• _TASK PROMPT_
Can you retype every record below exactly as written?

----- SOURCE MATERIAL -----

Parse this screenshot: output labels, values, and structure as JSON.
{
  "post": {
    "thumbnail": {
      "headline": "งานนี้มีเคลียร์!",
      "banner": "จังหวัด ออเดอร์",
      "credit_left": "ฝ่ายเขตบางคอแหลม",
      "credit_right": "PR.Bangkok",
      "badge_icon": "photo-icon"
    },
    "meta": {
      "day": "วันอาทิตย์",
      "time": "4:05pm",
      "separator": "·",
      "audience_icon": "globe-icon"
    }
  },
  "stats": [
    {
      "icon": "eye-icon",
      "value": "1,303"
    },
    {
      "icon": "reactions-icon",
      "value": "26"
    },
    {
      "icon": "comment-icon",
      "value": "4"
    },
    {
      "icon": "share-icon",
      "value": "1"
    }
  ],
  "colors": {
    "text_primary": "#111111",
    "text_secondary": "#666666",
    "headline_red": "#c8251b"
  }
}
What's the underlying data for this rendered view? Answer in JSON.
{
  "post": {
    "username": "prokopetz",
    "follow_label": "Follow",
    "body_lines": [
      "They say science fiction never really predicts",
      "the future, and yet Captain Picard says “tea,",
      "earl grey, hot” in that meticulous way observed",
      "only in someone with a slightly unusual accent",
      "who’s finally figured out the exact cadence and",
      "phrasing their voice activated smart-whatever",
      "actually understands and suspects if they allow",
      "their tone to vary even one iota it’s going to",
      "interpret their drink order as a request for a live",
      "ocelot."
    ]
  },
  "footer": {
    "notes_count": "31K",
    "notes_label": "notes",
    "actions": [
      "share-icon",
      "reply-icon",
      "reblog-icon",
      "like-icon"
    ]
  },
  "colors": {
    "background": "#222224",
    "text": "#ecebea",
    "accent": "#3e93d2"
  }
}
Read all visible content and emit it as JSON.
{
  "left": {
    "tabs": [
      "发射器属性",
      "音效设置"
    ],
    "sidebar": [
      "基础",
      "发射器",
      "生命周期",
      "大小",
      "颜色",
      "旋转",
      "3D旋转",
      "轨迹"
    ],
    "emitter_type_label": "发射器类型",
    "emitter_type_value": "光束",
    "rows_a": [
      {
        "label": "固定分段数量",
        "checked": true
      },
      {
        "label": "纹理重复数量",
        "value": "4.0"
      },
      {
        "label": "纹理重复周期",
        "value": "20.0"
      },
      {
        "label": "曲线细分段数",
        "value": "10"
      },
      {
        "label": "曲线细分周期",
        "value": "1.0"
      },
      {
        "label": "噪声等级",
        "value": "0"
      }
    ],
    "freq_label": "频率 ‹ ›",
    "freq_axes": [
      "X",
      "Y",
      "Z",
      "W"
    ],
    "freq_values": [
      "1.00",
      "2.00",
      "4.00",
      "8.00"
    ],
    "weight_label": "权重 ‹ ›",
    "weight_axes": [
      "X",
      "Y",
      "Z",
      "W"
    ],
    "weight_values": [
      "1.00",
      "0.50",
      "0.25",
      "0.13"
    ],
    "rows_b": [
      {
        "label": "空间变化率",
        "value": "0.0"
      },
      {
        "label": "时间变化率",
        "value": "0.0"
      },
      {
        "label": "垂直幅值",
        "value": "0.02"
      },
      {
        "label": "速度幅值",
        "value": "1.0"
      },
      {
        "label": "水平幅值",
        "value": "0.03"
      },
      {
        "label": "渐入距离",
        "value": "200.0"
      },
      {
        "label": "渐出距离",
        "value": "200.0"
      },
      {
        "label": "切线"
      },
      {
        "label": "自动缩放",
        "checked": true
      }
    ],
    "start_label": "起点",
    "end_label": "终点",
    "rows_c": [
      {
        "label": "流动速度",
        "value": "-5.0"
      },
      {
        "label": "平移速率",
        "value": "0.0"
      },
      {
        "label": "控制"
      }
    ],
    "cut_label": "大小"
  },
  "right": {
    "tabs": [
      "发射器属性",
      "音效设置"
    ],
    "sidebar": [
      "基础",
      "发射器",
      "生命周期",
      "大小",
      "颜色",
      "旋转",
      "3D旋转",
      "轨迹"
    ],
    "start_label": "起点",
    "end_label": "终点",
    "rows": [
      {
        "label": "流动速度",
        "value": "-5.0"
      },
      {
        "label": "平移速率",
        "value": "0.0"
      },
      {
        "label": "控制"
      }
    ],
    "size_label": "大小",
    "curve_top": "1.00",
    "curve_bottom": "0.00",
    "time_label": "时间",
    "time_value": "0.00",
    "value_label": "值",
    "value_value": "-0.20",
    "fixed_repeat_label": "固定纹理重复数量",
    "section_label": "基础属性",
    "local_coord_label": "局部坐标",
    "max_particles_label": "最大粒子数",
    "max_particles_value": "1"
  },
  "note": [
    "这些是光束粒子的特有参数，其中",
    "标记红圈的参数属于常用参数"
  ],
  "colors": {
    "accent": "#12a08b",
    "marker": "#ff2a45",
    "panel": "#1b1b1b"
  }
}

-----

• _EXERCISE OUTPUT_
Parse this screenshot: output labels, values, and structure as JSON.
{
  "post": {
    "thumbnail": {
      "headline": "งานนี้มีเคลียร์!",
      "banner": "จังหวัด ออเดอร์",
      "credit_left": "ฝ่ายเขตบางคอแหลม",
      "credit_right": "PR.Bangkok",
      "badge_icon": "photo-icon"
    },
    "meta": {
      "day": "วันอาทิตย์",
      "time": "4:05pm",
      "separator": "·",
      "audience_icon": "globe-icon"
    }
  },
  "stats": [
    {
      "icon": "eye-icon",
      "value": "1,303"
    },
    {
      "icon": "reactions-icon",
      "value": "26"
    },
    {
      "icon": "comment-icon",
      "value": "4"
    },
    {
      "icon": "share-icon",
      "value": "1"
    }
  ],
  "colors": {
    "text_primary": "#111111",
    "text_secondary": "#666666",
    "headline_red": "#c8251b"
  }
}
What's the underlying data for this rendered view? Answer in JSON.
{
  "post": {
    "username": "prokopetz",
    "follow_label": "Follow",
    "body_lines": [
      "They say science fiction never really predicts",
      "the future, and yet Captain Picard says “tea,",
      "earl grey, hot” in that meticulous way observed",
      "only in someone with a slightly unusual accent",
      "who’s finally figured out the exact cadence and",
      "phrasing their voice activated smart-whatever",
      "actually understands and suspects if they allow",
      "their tone to vary even one iota it’s going to",
      "interpret their drink order as a request for a live",
      "ocelot."
    ]
  },
  "footer": {
    "notes_count": "31K",
    "notes_label": "notes",
    "actions": [
      "share-icon",
      "reply-icon",
      "reblog-icon",
      "like-icon"
    ]
  },
  "colors": {
    "background": "#222224",
    "text": "#ecebea",
    "accent": "#3e93d2"
  }
}
Read all visible content and emit it as JSON.
{
  "left": {
    "tabs": [
      "发射器属性",
      "音效设置"
    ],
    "sidebar": [
      "基础",
      "发射器",
      "生命周期",
      "大小",
      "颜色",
      "旋转",
      "3D旋转",
      "轨迹"
    ],
    "emitter_type_label": "发射器类型",
    "emitter_type_value": "光束",
    "rows_a": [
      {
        "label": "固定分段数量",
        "checked": true
      },
      {
        "label": "纹理重复数量",
        "value": "4.0"
      },
      {
        "label": "纹理重复周期",
        "value": "20.0"
      },
      {
        "label": "曲线细分段数",
        "value": "10"
      },
      {
        "label": "曲线细分周期",
        "value": "1.0"
      },
      {
        "label": "噪声等级",
        "value": "0"
      }
    ],
    "freq_label": "频率 ‹ ›",
    "freq_axes": [
      "X",
      "Y",
      "Z",
      "W"
    ],
    "freq_values": [
      "1.00",
      "2.00",
      "4.00",
      "8.00"
    ],
    "weight_label": "权重 ‹ ›",
    "weight_axes": [
      "X",
      "Y",
      "Z",
      "W"
    ],
    "weight_values": [
      "1.00",
      "0.50",
      "0.25",
      "0.13"
    ],
    "rows_b": [
      {
        "label": "空间变化率",
        "value": "0.0"
      },
      {
        "label": "时间变化率",
        "value": "0.0"
      },
      {
        "label": "垂直幅值",
        "value": "0.02"
      },
      {
        "label": "速度幅值",
        "value": "1.0"
      },
      {
        "label": "水平幅值",
        "value": "0.03"
      },
      {
        "label": "渐入距离",
        "value": "200.0"
      },
      {
        "label": "渐出距离",
        "value": "200.0"
      },
      {
        "label": "切线"
      },
      {
        "label": "自动缩放",
        "checked": true
      }
    ],
    "start_label": "起点",
    "end_label": "终点",
    "rows_c": [
      {
        "label": "流动速度",
        "value": "-5.0"
      },
      {
        "label": "平移速率",
        "value": "0.0"
      },
      {
        "label": "控制"
      }
    ],
    "cut_label": "大小"
  },
  "right": {
    "tabs": [
      "发射器属性",
      "音效设置"
    ],
    "sidebar": [
      "基础",
      "发射器",
      "生命周期",
      "大小",
      "颜色",
      "旋转",
      "3D旋转",
      "轨迹"
    ],
    "start_label": "起点",
    "end_label": "终点",
    "rows": [
      {
        "label": "流动速度",
        "value": "-5.0"
      },
      {
        "label": "平移速率",
        "value": "0.0"
      },
      {
        "label": "控制"
      }
    ],
    "size_label": "大小",
    "curve_top": "1.00",
    "curve_bottom": "0.00",
    "time_label": "时间",
    "time_value": "0.00",
    "value_label": "值",
    "value_value": "-0.20",
    "fixed_repeat_label": "固定纹理重复数量",
    "section_label": "基础属性",
    "local_coord_label": "局部坐标",
    "max_particles_label": "最大粒子数",
    "max_particles_value": "1"
  },
  "note": [
    "这些是光束粒子的特有参数，其中",
    "标记红圈的参数属于常用参数"
  ],
  "colors": {
    "accent": "#12a08b",
    "marker": "#ff2a45",
    "panel": "#1b1b1b"
  }
}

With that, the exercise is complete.